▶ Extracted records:
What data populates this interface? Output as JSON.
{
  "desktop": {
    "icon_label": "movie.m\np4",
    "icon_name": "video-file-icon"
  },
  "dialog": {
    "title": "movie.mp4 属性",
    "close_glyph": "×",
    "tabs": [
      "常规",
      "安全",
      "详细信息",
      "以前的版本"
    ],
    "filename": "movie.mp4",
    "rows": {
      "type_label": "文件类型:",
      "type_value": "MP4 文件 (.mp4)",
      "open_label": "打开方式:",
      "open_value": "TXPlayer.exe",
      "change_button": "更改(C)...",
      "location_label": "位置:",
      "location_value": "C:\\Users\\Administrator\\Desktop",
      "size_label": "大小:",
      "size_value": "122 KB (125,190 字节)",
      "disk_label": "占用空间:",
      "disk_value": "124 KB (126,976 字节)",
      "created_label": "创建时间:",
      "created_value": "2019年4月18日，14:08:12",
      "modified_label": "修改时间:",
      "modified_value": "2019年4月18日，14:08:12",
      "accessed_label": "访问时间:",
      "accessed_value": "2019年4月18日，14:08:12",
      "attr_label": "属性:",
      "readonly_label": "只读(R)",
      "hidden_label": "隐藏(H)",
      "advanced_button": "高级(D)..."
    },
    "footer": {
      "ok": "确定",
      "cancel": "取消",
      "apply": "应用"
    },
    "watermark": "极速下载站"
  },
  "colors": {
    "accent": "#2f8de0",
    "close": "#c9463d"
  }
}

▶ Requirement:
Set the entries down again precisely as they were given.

▶ Task output:
What data populates this interface? Output as JSON.
{
  "desktop": {
    "icon_label": "movie.m\np4",
    "icon_name": "video-file-icon"
  },
  "dialog": {
    "title": "movie.mp4 属性",
    "close_glyph": "×",
    "tabs": [
      "常规",
      "安全",
      "详细信息",
      "以前的版本"
    ],
    "filename": "movie.mp4",
    "rows": {
      "type_label": "文件类型:",
      "type_value": "MP4 文件 (.mp4)",
      "open_label": "打开方式:",
      "open_value": "TXPlayer.exe",
      "change_button": "更改(C)...",
      "location_label": "位置:",
      "location_value": "C:\\Users\\Administrator\\Desktop",
      "size_label": "大小:",
      "size_value": "122 KB (125,190 字节)",
      "disk_label": "占用空间:",
      "disk_value": "124 KB (126,976 字节)",
      "created_label": "创建时间:",
      "created_value": "2019年4月18日，14:08:12",
      "modified_label": "修改时间:",
      "modified_value": "2019年4月18日，14:08:12",
      "accessed_label": "访问时间:",
      "accessed_value": "2019年4月18日，14:08:12",
      "attr_label": "属性:",
      "readonly_label": "只读(R)",
      "hidden_label": "隐藏(H)",
      "advanced_button": "高级(D)..."
    },
    "footer": {
      "ok": "确定",
      "cancel": "取消",
      "apply": "应用"
    },
    "watermark": "极速下载站"
  },
  "colors": {
    "accent": "#2f8de0",
    "close": "#c9463d"
  }
}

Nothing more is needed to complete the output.